Country of Manufacture: Great Britain
Engine Manufacturer: Napier sprint Lion VII Schneider Cup aircraft engine
Cylinders 12 - 3 banks of 4
Cubic Capacity 23,948cc
Max. Power 875 bhp at 3,300rpm
Clutch 11 1/4in. dry plates; hand lever to disconnect gearbox when car stationary
Gearbox FBM 3 speed planetary
Ratios .333, .666, 1. Final drive ratio 1.5 to 1
Back axle crown and bevel independently supported
Type of drive Reinecker
Chassis: Vickers underslung beneath rear axle
Suspension: Woodhead self-shock-absorbing springs
Shock Absorbers: Duplex Hartford
Brakes: Alford and Alder, solid steel drums, direct or Dewandre vacuum servo. 18in dia and 1 5/8in wide
Wheels: Rudge-Whitworth wire double-spoke to front, triple-spoke to rear
Tyres: Dunlop size 33 x 5in.
Dimensions: Wheelbase 12ft 1 1/2in., Track front 5ft 5 1/4 in., Track rear 4ft 9 in., Length 18ft, Weight 3 tons approx. dry
Body Manufacturer: Mulliner, material 18-gauge aluminium



Full titles read: "Britain's New Wonder Car - Exclusive pictures of Capt. Malcolm Campbell's all-British 900 h.p. Napier-Campbell Bluebird to defend speed record for Britain against America's best."
Acton, London.
High angle M/S of a long motor car being pulled into position by two men in a garage. M/Ss from ground level pan along the length of the car and show the view from the front.


Full titles read: '"Blue Bird"... The Attraction! - Thousands of holiday-makers throng famous track to see Capt. Campbell's world-beating racing car.'
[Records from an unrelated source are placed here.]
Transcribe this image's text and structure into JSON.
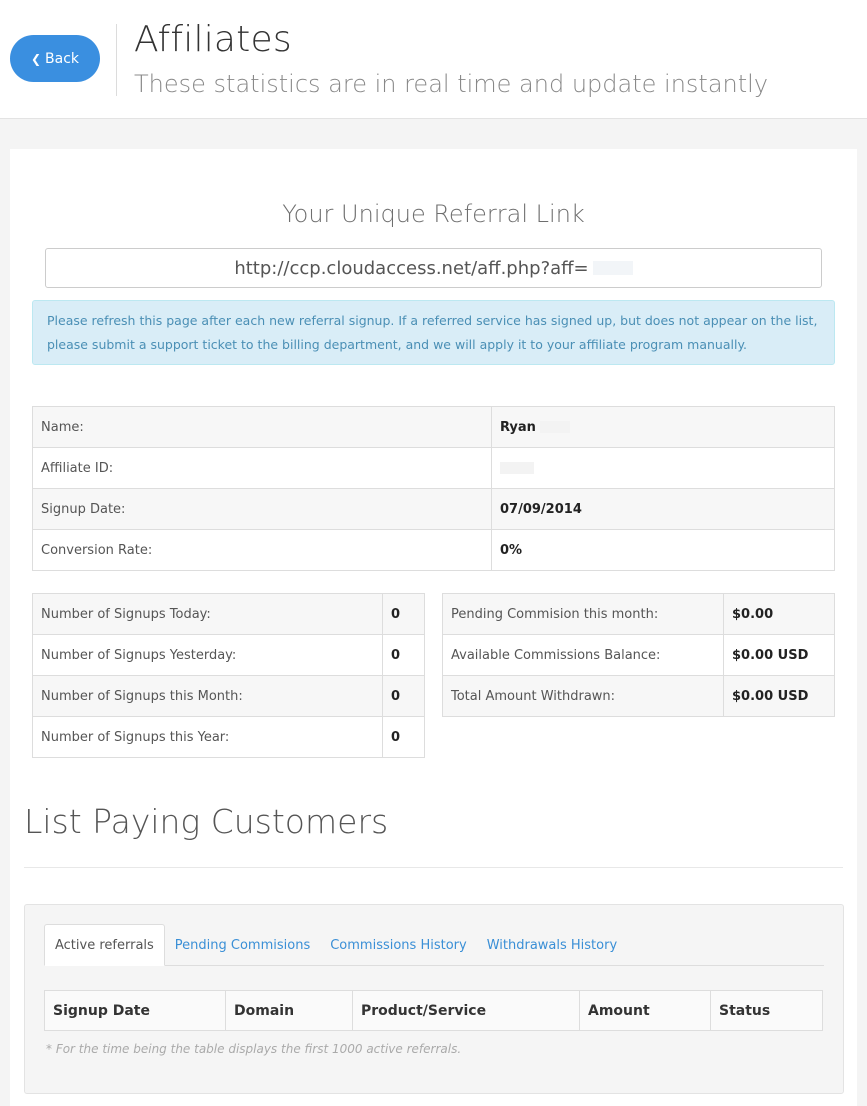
{
  "header": {
    "back_label": "Back",
    "title": "Affiliates",
    "subtitle": "These statistics are in real time and update instantly"
  },
  "referral": {
    "heading": "Your Unique Referral Link",
    "link": "http://ccp.cloudaccess.net/aff.php?aff="
  },
  "alert": {
    "text": "Please refresh this page after each new referral signup. If a referred service has signed up, but does not appear on the list, please submit a support ticket to the billing department, and we will apply it to your affiliate program manually."
  },
  "info": {
    "rows": [
      {
        "label": "Name:",
        "value": "Ryan"
      },
      {
        "label": "Affiliate ID:",
        "value": ""
      },
      {
        "label": "Signup Date:",
        "value": "07/09/2014"
      },
      {
        "label": "Conversion Rate:",
        "value": "0%"
      }
    ]
  },
  "signups": {
    "rows": [
      {
        "label": "Number of Signups Today:",
        "value": "0"
      },
      {
        "label": "Number of Signups Yesterday:",
        "value": "0"
      },
      {
        "label": "Number of Signups this Month:",
        "value": "0"
      },
      {
        "label": "Number of Signups this Year:",
        "value": "0"
      }
    ]
  },
  "commissions": {
    "rows": [
      {
        "label": "Pending Commision this month:",
        "value": "$0.00"
      },
      {
        "label": "Available Commissions Balance:",
        "value": "$0.00 USD"
      },
      {
        "label": "Total Amount Withdrawn:",
        "value": "$0.00 USD"
      }
    ]
  },
  "customers": {
    "title": "List Paying Customers",
    "tabs": [
      {
        "label": "Active referrals",
        "active": true
      },
      {
        "label": "Pending Commisions",
        "active": false
      },
      {
        "label": "Commissions History",
        "active": false
      },
      {
        "label": "Withdrawals History",
        "active": false
      }
    ],
    "columns": [
      "Signup Date",
      "Domain",
      "Product/Service",
      "Amount",
      "Status"
    ],
    "note": "* For the time being the table displays the first 1000 active referrals."
  },
  "colors": {
    "accent": "#3a8fe0",
    "alert_bg": "#d9edf7",
    "alert_text": "#4a8fb5"
  }
}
Brooklands, Weybridge in Surrey.
L/S panning across thousands of spectators sitting on the banks of the Brooklands race track; numerous cars are parked there too. L/S of the track; people mill about either side of it. Several L/Ss show Captain Malcolm Campbell's Blue Bird motor car racing around the track.
High angle M/S of the car being checked over; several men stand around it. The car is seen driving from the track, past crowds of people who run for a glimpse or photograph of it.
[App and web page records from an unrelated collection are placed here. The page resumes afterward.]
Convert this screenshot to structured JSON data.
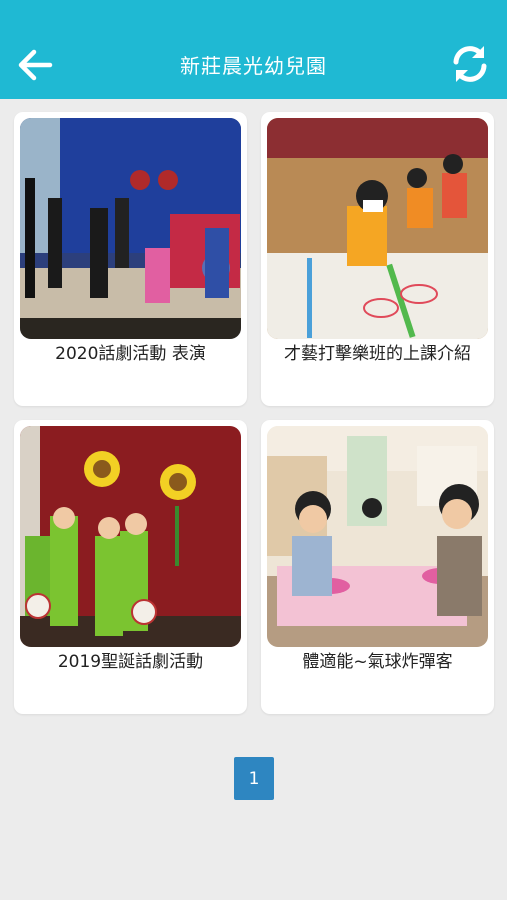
{
  "header": {
    "title": "新莊晨光幼兒園",
    "back_icon": "arrow-left-icon",
    "refresh_icon": "refresh-icon",
    "background_color": "#1fb9d3"
  },
  "albums": [
    {
      "caption": "2020話劇活動 表演"
    },
    {
      "caption": "才藝打擊樂班的上課介紹"
    },
    {
      "caption": "2019聖誕話劇活動"
    },
    {
      "caption": "體適能~氣球炸彈客"
    }
  ],
  "pagination": {
    "current_page": "1",
    "active_color": "#2e86c1"
  }
}
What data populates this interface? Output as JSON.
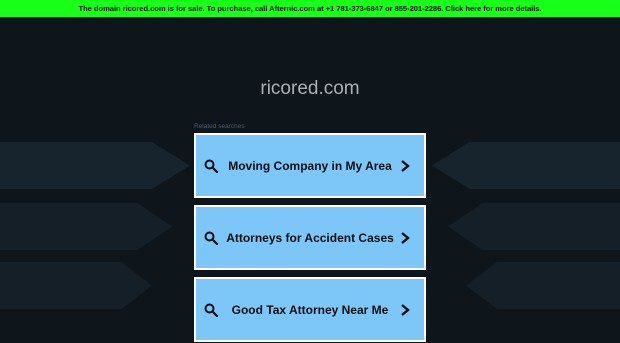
{
  "banner": {
    "text": "The domain ricored.com is for sale. To purchase, call Afternic.com at +1 781-373-6847 or 855-201-2286. Click here for more details."
  },
  "domain": {
    "title": "ricored.com"
  },
  "related": {
    "label": "Related searches",
    "items": [
      {
        "label": "Moving Company in My Area"
      },
      {
        "label": "Attorneys for Accident Cases"
      },
      {
        "label": "Good Tax Attorney Near Me"
      }
    ]
  },
  "icons": {
    "search": "search-icon",
    "chevron": "chevron-right-icon"
  },
  "colors": {
    "banner_bg": "#18ff18",
    "page_bg": "#0e151b",
    "link_bg": "#7cc7f7",
    "link_border": "#ffffff"
  }
}
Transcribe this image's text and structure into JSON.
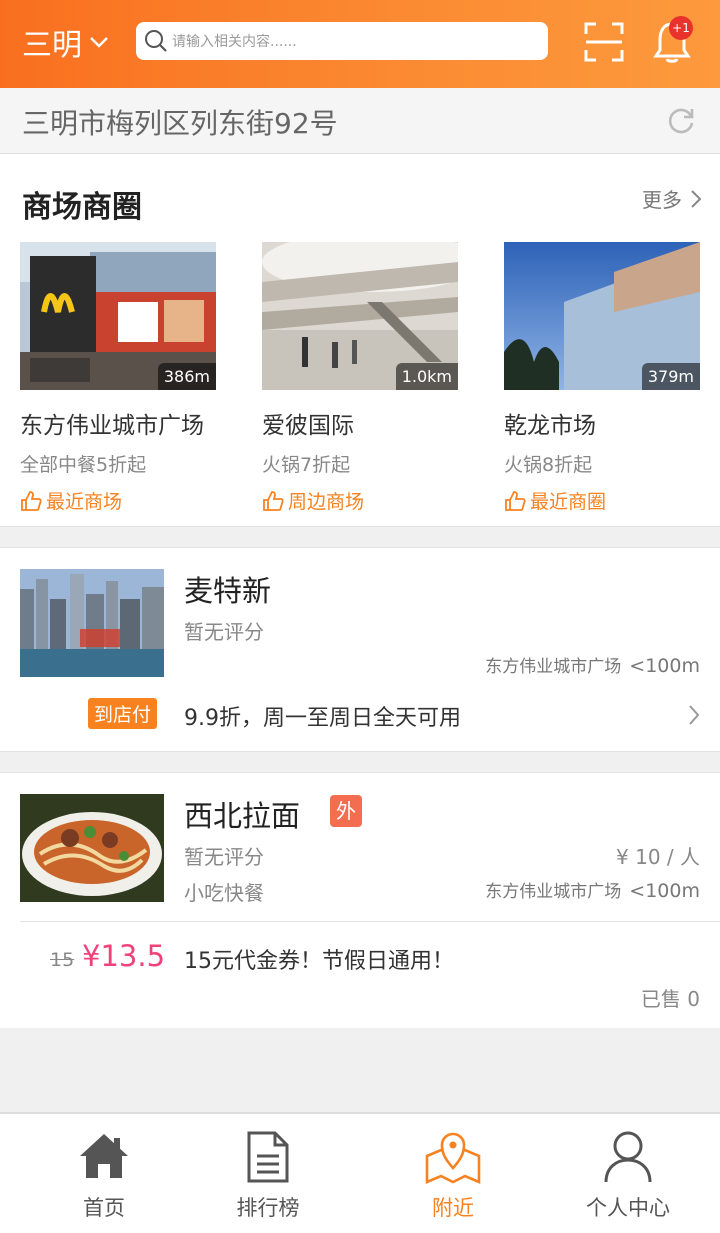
{
  "header": {
    "city": "三明",
    "search_placeholder": "请输入相关内容......",
    "notification_badge": "+1"
  },
  "location": {
    "address": "三明市梅列区列东街92号"
  },
  "malls_section": {
    "title": "商场商圈",
    "more_label": "更多",
    "items": [
      {
        "name": "东方伟业城市广场",
        "distance": "386m",
        "deal": "全部中餐5折起",
        "tag": "最近商场"
      },
      {
        "name": "爱彼国际",
        "distance": "1.0km",
        "deal": "火锅7折起",
        "tag": "周边商场"
      },
      {
        "name": "乾龙市场",
        "distance": "379m",
        "deal": "火锅8折起",
        "tag": "最近商圈"
      }
    ]
  },
  "shops": [
    {
      "name": "麦特新",
      "rating": "暂无评分",
      "mall": "东方伟业城市广场",
      "distance": "<100m",
      "pay_tag": "到店付",
      "deal": "9.9折，周一至周日全天可用"
    },
    {
      "name": "西北拉面",
      "badge": "外",
      "rating": "暂无评分",
      "category": "小吃快餐",
      "price_per_person": "¥ 10 / 人",
      "mall": "东方伟业城市广场",
      "distance": "<100m",
      "old_price": "15",
      "new_price": "¥13.5",
      "deal": "15元代金券！节假日通用！",
      "sold": "已售 0"
    }
  ],
  "tabbar": {
    "items": [
      {
        "label": "首页",
        "icon": "home-icon"
      },
      {
        "label": "排行榜",
        "icon": "document-icon"
      },
      {
        "label": "附近",
        "icon": "map-pin-icon"
      },
      {
        "label": "个人中心",
        "icon": "user-icon"
      }
    ],
    "active": "附近"
  },
  "colors": {
    "accent": "#f7821f",
    "price": "#f0427a",
    "header_start": "#f96f1f",
    "header_end": "#fd9a3d"
  }
}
Full titles read: '"Good luck go with you - and your sporting owner!" Capt. Malcolm Campbell's Napier-Campbell 900 h.p. "Bluebird", leaves for Daytona Sands, Florida, to defend Britain's speed record.'
Acton, London.
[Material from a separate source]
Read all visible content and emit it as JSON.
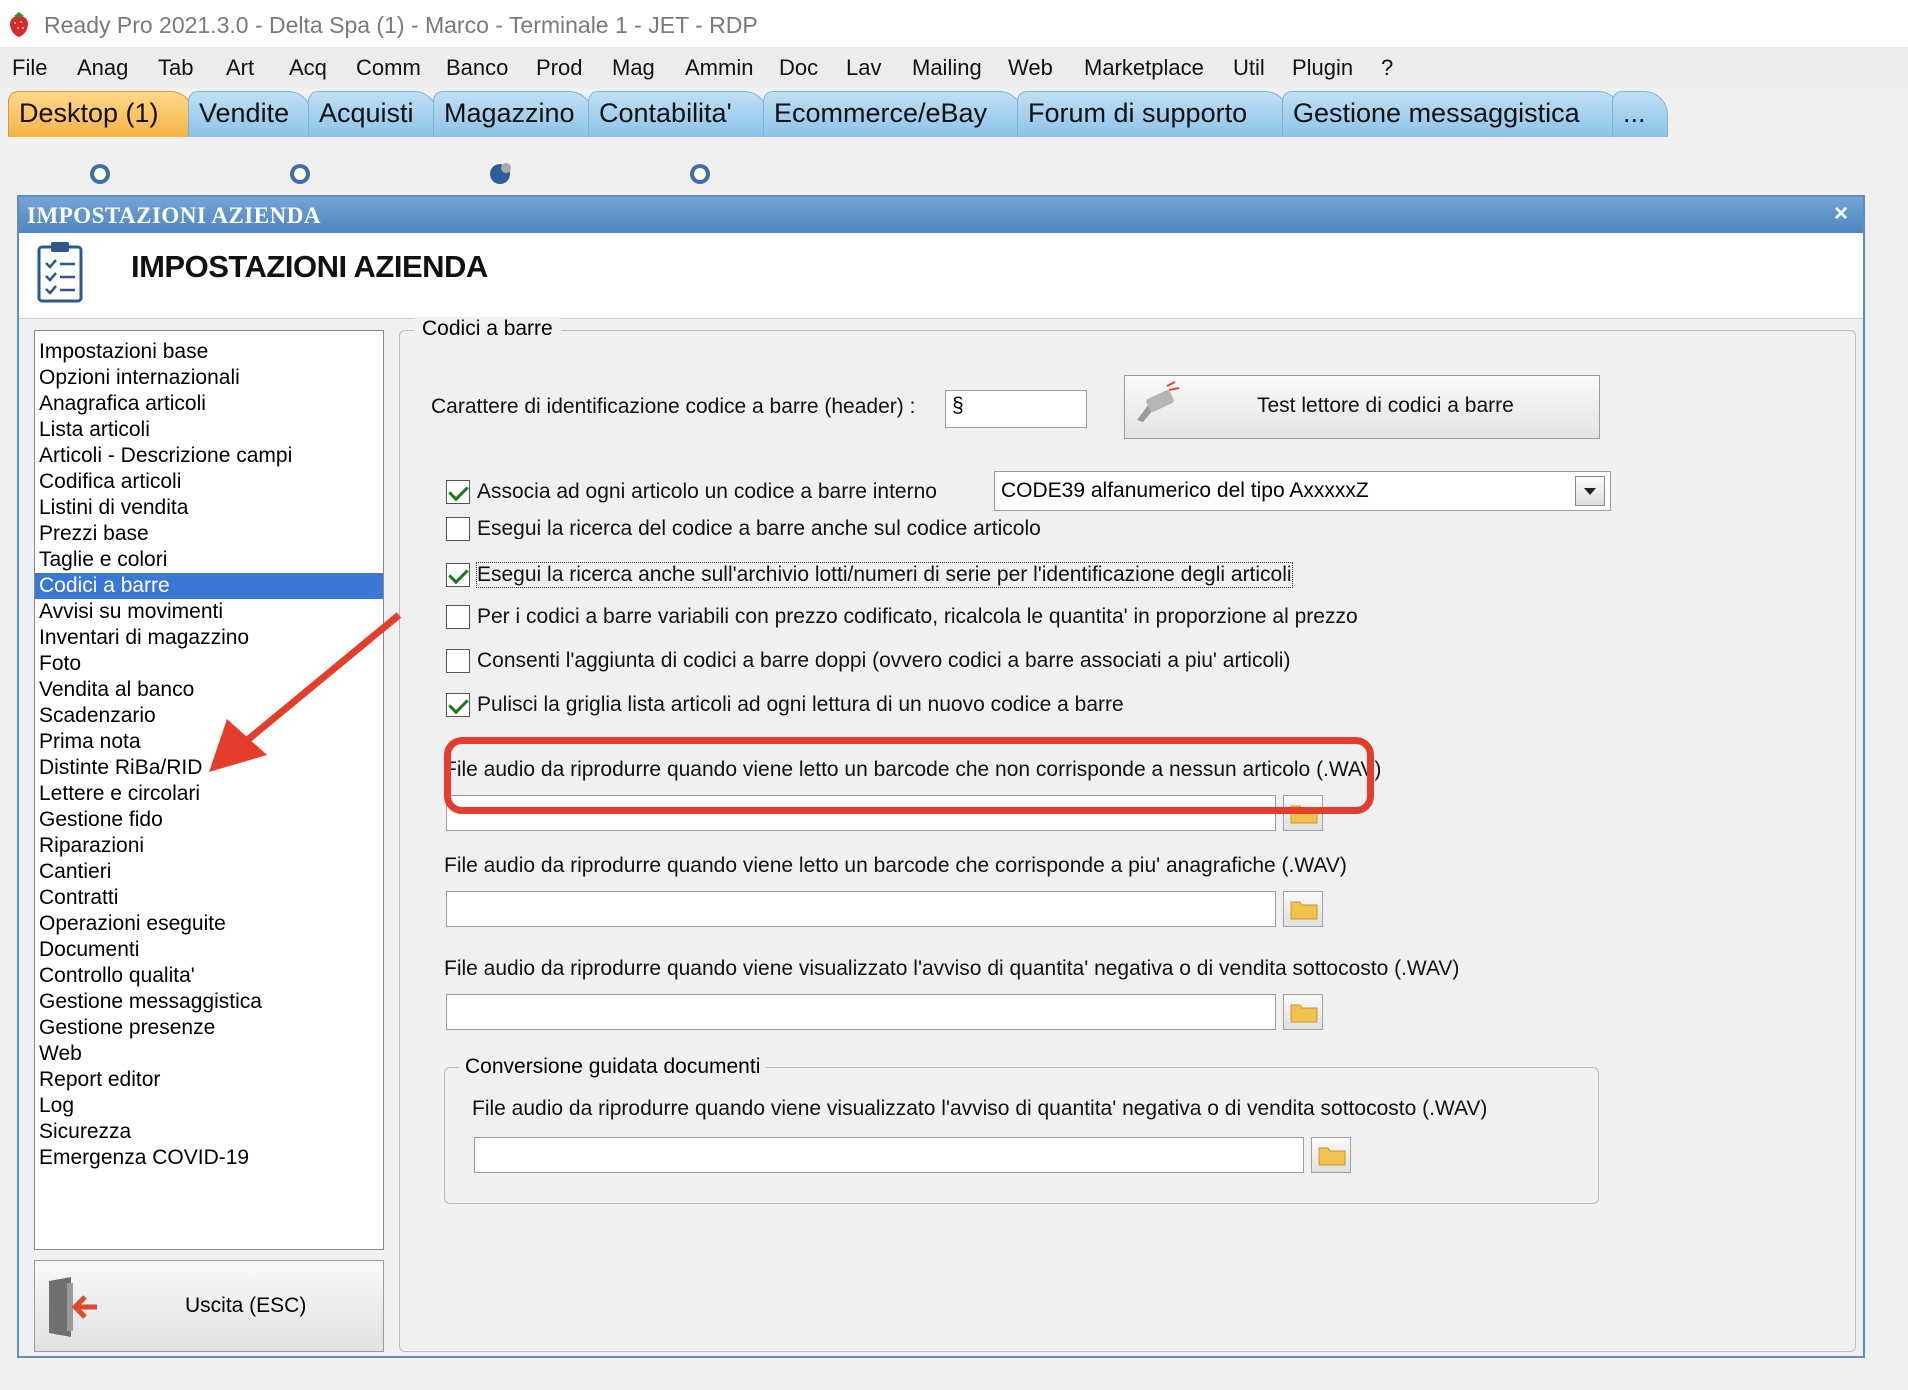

M/S of Malcolm Campbell's motorcar, 'Bluebird' being wheeled out of a garage by several men while a small crowd of people mill about. The man in the driving seat is probably Malcolm Campbell (not seen very clearly). The car is carefully towed off by a van as the onlookers gawp.


Full titles read: "Like "a comet on wheels" - is how America aptly described Capt. Campbell and his Napier-Bluebird... as he made World record for speed... 206.9 miles per hour."
Daytona Beach in Florida, United States of America.
L/S and M/S of Malcolm Campbell's motorcar being wheeled onto Daytona Beach by several men; a crowd of people look on. Campbell (?) is seen in the driver's seat.
Note: this item does not show the car being driven or breaking the world speed record!